__HOW TO COMPLETE THIS TASK__: For the records below, the count of lines that hold "ValueError" is required; give only that number.

__SUPPLIED MATERIAL__:
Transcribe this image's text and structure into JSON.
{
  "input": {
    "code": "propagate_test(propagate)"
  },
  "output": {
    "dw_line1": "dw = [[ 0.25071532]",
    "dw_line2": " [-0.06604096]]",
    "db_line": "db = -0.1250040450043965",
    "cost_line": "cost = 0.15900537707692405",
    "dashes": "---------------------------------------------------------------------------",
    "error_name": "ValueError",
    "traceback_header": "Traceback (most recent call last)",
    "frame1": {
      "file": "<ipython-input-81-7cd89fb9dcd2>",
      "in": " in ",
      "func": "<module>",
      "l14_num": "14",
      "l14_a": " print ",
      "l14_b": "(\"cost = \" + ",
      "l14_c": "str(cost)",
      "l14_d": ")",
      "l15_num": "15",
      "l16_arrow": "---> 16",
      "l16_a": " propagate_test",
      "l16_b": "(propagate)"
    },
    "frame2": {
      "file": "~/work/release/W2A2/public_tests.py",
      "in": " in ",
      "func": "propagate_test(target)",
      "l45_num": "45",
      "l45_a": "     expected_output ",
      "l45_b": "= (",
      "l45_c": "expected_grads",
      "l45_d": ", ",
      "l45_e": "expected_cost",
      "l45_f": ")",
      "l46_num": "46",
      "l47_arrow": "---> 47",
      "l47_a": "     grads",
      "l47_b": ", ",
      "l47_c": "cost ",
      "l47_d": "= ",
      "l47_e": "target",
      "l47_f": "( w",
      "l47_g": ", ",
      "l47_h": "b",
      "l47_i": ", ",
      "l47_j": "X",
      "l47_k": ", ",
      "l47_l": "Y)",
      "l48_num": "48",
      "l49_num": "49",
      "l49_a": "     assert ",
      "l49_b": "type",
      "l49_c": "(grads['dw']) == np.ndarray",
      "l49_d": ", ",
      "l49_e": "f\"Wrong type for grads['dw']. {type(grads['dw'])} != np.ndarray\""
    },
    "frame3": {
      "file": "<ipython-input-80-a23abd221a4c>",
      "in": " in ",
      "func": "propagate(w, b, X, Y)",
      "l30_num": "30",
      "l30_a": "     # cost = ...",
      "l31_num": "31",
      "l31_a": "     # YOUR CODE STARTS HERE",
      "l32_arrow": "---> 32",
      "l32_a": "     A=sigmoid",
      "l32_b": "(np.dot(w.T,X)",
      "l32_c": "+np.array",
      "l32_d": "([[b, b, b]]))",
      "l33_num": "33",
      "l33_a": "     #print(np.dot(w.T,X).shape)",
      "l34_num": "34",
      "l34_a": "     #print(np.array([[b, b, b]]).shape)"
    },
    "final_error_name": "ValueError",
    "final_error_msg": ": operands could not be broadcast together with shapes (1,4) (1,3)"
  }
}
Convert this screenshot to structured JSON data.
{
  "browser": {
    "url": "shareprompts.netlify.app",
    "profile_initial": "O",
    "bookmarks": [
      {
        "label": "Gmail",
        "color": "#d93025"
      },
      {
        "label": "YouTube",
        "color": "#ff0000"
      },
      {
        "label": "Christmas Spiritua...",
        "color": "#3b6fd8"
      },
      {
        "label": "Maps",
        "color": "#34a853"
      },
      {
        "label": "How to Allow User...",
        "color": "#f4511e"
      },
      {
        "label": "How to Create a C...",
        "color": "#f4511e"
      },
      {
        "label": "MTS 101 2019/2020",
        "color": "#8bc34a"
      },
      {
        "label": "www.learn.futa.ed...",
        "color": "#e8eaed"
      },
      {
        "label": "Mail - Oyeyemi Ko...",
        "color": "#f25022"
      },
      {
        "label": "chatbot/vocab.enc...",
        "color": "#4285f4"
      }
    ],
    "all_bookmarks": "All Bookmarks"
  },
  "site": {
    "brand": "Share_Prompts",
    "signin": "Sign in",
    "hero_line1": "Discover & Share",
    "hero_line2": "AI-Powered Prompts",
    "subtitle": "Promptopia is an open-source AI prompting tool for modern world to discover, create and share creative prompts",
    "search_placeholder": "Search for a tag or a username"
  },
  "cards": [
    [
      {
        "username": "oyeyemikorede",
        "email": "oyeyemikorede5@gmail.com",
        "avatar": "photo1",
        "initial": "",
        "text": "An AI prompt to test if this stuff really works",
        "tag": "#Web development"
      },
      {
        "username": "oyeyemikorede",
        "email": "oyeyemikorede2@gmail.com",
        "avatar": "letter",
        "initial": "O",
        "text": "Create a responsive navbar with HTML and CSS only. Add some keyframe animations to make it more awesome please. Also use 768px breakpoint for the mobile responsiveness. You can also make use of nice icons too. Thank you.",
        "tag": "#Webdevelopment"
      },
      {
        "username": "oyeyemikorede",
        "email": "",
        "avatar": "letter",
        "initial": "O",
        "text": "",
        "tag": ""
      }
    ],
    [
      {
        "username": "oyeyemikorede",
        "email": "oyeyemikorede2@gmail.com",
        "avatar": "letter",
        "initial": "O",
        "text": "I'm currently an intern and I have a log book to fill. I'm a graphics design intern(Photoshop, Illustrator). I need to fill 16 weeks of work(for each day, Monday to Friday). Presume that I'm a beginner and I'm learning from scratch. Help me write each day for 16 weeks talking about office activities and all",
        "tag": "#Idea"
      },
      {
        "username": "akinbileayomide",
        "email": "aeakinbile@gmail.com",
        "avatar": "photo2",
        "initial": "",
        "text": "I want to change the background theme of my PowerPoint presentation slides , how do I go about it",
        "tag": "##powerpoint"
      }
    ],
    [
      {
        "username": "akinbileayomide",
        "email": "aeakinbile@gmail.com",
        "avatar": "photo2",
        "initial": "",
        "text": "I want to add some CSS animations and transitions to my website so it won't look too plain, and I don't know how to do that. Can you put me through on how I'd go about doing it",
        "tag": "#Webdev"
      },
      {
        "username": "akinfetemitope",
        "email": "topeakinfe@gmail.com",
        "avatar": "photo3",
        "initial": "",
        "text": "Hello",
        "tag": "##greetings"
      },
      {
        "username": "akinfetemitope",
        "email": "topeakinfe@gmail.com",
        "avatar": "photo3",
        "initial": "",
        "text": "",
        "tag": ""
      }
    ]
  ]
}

__ANSWER FOR THIS EXERCISE__: 2